In 2009 my husband, our daughter and I moved back to Sydney so that I could spend more time with my dad who had been diagnosed with Alzheimer’s. Child care waiting lists were and still are so ridiculously long in Sydney that one of us, either my husband or I, would have to stay home and look after our daughter while we waited for a place to become available for her. Since Matt had a job lined up already, I was the one to stay home. However, I had never been unemployed before and I found that I really needed something to keep my mind busy.
Stuff about becoming a kids book author in here….
The iPad had just been released in the US and a friend brought one back from a business trip. The moment I saw it I knew I had found my next thing to learn. I spent the next six months figuring out how to make apps and released my first one in December of 2010. Six more followed over the next 6 years.
More stuff about writing and becoming an athletics coach….
2018 saw my return to coding with a vengeance.

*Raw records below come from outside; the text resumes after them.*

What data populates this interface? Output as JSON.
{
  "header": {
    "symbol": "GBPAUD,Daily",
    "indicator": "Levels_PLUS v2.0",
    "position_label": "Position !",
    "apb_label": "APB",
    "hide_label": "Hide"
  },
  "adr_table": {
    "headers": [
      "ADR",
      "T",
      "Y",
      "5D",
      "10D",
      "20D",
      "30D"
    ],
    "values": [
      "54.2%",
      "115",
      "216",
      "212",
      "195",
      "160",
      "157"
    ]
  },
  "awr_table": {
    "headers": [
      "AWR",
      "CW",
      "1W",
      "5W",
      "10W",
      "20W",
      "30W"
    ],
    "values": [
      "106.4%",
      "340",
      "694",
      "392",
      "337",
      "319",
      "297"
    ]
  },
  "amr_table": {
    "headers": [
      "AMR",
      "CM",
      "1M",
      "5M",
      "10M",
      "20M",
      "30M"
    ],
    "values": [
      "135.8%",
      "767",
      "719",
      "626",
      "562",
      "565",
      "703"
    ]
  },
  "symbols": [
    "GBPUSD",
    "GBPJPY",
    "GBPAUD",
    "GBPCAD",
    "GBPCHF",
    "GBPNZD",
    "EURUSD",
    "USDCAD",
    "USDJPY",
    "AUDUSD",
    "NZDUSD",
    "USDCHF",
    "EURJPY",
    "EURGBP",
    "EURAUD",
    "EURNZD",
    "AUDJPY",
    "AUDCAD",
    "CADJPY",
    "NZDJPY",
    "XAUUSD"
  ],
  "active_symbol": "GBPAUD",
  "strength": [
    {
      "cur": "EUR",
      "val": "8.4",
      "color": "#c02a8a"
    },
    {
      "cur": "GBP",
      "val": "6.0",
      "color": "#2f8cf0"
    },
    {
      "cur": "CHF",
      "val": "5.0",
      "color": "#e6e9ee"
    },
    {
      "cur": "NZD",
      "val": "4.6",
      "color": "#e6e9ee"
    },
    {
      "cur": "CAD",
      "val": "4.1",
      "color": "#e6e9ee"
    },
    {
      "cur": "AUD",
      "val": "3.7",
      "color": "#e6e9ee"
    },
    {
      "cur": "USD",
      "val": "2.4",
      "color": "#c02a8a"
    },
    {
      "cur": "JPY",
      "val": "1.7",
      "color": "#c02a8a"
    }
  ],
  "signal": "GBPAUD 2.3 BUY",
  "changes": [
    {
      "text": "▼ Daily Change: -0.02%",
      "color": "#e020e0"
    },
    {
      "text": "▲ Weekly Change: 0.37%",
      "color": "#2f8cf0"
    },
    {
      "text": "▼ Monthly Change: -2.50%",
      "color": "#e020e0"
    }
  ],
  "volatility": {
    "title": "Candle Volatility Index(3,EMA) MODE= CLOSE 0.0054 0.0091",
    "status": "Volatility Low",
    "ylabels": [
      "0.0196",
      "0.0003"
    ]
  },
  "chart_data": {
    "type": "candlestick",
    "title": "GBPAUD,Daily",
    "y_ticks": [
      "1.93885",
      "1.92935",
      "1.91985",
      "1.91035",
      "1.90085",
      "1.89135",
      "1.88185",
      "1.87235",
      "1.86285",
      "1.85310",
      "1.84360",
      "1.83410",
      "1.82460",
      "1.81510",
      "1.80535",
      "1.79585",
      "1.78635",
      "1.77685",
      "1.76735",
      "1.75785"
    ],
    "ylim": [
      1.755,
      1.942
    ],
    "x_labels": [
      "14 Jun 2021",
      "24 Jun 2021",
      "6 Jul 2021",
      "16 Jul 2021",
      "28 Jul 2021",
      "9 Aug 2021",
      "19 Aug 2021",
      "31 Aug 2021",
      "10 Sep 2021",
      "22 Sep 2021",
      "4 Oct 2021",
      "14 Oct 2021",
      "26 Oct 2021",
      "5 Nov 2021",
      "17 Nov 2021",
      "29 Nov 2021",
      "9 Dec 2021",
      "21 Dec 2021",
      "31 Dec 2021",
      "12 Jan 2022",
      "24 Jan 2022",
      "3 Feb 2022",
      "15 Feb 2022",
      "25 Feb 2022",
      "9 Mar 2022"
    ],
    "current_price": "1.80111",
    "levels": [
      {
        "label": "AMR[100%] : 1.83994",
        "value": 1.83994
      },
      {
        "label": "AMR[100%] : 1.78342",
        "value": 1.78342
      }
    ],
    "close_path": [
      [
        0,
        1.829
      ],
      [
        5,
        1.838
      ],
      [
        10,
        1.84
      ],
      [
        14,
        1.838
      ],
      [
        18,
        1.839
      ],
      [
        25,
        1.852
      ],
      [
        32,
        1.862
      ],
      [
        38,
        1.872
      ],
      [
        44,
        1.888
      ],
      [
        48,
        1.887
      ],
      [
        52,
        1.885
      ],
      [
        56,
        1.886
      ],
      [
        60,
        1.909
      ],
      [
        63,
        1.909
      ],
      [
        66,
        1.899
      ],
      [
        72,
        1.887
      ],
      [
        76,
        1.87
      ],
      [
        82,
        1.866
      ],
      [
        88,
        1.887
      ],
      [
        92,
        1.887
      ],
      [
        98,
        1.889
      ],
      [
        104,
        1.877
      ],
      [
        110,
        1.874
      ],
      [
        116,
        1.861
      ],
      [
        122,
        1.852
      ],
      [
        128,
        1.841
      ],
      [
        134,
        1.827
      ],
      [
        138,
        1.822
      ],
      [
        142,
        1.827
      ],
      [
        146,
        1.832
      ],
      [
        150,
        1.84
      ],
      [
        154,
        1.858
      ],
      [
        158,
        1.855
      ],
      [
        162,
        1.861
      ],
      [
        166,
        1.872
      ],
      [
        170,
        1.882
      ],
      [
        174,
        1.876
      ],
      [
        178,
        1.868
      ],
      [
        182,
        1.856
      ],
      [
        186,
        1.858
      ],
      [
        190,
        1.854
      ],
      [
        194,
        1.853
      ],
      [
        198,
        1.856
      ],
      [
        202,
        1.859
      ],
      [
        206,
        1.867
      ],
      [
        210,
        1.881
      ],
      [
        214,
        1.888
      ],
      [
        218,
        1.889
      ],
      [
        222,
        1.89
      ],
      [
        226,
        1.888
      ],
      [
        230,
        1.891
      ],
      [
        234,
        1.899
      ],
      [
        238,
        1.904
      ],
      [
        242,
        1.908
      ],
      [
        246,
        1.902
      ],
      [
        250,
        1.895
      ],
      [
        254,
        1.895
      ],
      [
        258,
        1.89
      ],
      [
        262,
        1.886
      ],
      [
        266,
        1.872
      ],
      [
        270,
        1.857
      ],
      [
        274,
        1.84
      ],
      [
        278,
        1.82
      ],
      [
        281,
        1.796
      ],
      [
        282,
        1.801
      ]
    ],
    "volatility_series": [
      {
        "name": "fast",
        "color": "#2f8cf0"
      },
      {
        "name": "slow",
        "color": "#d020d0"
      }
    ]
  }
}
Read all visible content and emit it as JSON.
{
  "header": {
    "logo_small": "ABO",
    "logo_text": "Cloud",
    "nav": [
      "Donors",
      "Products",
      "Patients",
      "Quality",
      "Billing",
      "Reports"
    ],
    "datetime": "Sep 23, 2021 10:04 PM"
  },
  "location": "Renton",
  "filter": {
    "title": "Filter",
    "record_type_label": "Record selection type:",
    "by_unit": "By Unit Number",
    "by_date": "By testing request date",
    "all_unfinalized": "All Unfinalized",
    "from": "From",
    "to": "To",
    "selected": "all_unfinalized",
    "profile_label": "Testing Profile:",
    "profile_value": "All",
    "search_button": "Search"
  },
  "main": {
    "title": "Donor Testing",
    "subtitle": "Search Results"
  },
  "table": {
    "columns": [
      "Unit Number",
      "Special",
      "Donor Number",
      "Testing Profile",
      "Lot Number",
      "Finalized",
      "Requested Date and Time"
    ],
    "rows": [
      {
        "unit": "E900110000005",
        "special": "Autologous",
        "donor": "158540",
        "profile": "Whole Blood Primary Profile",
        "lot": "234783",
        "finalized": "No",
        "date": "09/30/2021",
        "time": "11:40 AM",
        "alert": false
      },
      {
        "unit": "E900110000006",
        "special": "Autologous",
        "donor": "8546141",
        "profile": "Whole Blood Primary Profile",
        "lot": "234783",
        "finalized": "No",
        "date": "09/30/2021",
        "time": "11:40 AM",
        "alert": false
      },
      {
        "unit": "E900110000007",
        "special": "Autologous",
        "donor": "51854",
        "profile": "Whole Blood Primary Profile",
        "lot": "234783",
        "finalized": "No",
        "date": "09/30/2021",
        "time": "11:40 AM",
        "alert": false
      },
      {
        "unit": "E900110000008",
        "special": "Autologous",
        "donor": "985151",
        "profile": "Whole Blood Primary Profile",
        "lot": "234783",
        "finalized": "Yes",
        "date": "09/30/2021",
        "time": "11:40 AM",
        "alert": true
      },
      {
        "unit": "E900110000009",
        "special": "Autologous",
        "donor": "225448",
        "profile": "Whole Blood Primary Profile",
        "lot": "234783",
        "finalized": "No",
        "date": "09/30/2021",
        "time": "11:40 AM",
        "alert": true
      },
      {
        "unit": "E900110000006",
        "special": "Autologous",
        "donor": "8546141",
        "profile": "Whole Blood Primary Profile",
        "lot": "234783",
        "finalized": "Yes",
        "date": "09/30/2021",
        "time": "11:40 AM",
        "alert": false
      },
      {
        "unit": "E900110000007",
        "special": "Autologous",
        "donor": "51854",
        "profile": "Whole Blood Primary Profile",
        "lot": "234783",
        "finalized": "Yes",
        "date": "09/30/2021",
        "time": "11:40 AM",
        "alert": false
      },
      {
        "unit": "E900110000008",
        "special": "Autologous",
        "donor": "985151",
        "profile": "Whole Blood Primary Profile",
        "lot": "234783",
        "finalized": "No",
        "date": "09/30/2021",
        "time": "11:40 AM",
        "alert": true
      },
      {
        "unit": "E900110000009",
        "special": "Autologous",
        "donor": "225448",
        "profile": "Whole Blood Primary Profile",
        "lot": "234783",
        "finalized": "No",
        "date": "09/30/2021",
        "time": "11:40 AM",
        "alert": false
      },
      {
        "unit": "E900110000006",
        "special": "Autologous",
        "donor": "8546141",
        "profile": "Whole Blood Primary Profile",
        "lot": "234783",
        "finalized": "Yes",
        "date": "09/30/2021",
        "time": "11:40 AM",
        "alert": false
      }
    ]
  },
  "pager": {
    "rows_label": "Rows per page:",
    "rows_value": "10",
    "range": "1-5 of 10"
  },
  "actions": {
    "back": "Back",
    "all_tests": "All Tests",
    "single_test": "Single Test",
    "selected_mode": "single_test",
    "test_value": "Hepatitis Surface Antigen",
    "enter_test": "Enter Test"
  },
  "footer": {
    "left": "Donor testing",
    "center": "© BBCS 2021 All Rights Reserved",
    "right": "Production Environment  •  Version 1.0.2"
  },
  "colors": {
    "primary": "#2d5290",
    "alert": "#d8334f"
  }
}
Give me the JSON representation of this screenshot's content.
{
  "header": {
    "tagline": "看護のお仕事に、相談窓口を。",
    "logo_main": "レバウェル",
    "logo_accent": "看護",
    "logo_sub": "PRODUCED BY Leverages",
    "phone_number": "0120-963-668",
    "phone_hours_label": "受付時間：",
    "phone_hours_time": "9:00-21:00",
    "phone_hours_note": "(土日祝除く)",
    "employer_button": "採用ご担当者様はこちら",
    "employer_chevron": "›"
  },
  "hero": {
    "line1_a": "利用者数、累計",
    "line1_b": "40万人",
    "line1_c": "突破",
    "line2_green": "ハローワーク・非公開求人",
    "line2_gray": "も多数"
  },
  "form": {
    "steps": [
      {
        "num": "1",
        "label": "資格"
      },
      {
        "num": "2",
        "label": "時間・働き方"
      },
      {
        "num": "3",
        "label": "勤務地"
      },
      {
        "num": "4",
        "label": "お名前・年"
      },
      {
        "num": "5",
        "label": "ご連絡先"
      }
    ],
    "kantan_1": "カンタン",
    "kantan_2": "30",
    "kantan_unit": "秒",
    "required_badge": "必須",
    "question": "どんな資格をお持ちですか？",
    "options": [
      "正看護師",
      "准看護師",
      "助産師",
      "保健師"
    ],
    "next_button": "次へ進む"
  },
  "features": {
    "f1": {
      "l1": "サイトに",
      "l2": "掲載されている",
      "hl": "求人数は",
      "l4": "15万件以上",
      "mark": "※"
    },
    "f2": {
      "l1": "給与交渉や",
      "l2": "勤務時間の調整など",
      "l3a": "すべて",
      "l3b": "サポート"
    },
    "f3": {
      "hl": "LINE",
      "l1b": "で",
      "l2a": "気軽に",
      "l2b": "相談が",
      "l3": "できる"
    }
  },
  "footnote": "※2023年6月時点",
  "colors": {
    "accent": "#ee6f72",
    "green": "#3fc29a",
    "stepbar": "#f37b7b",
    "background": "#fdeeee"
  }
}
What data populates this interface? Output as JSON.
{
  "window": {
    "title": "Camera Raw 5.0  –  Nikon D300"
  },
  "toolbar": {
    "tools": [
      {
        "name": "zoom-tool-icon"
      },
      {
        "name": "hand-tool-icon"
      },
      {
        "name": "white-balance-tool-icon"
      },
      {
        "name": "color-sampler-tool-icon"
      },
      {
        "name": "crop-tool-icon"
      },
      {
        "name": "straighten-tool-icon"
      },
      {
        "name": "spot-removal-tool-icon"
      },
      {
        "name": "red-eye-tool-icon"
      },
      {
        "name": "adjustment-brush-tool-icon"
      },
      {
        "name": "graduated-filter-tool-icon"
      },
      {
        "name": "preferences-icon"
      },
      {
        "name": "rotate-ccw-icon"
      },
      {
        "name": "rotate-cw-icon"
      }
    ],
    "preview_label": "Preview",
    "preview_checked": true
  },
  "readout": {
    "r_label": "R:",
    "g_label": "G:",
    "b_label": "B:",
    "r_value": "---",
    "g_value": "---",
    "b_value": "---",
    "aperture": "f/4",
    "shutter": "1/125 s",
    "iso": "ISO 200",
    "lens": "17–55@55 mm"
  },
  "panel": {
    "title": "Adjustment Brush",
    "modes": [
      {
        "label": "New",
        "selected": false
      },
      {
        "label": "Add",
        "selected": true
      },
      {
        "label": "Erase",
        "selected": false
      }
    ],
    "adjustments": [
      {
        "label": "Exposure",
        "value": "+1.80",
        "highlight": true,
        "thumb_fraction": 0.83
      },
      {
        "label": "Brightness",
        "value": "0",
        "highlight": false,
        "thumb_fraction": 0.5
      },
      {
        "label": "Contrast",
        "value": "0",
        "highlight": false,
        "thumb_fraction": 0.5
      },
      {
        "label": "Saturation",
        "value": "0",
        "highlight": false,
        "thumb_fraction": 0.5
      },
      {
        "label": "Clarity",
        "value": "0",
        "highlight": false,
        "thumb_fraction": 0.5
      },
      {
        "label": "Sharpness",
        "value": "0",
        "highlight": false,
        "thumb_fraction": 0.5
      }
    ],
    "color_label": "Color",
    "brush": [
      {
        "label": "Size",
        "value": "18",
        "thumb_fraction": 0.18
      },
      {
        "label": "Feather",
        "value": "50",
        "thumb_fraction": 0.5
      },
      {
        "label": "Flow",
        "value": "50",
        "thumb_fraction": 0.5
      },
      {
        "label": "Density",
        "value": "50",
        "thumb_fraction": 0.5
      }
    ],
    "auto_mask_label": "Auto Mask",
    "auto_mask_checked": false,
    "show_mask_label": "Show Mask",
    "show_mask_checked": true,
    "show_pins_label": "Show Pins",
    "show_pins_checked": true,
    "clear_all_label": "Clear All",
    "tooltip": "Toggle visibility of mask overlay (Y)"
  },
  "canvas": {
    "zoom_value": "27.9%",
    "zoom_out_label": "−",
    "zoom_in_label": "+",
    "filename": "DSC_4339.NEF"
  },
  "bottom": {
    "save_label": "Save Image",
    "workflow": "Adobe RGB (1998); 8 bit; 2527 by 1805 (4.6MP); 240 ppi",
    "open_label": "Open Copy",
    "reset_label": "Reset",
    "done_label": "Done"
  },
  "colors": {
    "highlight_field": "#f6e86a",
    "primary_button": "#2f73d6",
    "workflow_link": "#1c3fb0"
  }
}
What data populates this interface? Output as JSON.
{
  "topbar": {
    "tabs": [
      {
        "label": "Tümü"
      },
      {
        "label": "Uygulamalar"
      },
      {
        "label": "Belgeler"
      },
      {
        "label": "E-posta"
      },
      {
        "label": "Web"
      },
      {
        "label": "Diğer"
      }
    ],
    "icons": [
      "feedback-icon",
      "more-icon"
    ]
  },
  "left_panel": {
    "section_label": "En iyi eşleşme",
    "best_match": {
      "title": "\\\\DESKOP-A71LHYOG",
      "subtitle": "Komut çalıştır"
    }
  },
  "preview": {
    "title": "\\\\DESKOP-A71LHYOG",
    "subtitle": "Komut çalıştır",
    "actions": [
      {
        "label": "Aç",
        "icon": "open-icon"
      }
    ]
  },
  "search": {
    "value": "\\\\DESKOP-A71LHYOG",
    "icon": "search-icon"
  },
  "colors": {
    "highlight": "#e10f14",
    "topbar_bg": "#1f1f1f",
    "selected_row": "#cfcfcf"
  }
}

I didn’t think I had enough work to do with raising 3 kids, writing books and coaching athletics so when an opportunity arose to take on an interactive assessment module with the UTS Sport Science Department, I joined up without hesitation. The project was to create an online 360 video experience that placed students in high stress conflict situations that they needed to navigate in a “choose your own adventure” manner. Working with the team from UTS ALA and the Sport Science Department was just the kind of techy, problem solving, code creating, video editing, multiplatform challenge that I devour and it reminded me just how much I love learning new tech and owning it!
So in 2019 when the UTS Vice Chancellor wanted a cross platform AR app created to showcase their 2027 Vision I was first in line with my hand up to take on the project. I worked with FBX files, wrote my own animated shaders, incorporated videos, particle effects, created my own animations sequencing with the most amazing soundscape developed by Jason Boyd and made it run on Android and IOS. It was very close to being finished when COVID hit and all production stopped. It’s a beautifully created AR experience and I’m hoping it is still released some time soon.
2020 started in all sorts of craziness but by the second half of the year I was very fortunate to work again with UTS, this time the Speech Pathology department, to create a Hololens 2 research project. The Hololens 2 had just arrived in Australia weeks before the lockdown so we were incredibly lucky to have the hardware to develop on. We had a small budget but Dr Lucy Bryant (AKA “Good Lucy”, while I was known as “Evil Lucy”) and I worked extremely well together and managed to create a very comprehensive experience that would allow them to test out all the Hololens 2 functionality in the UTS clinic with teens from 13-18 years of age. There are 6 experiences that use the hand gestures, gaze control and voice control systems to navigate and interact with the Hololens 2. This has by far been my favourite project ever and I hope to continue helping with research in this area in the future.
So what do I do now? Unreal, Metahumans and HL2 research so bugger off and let me get back to it!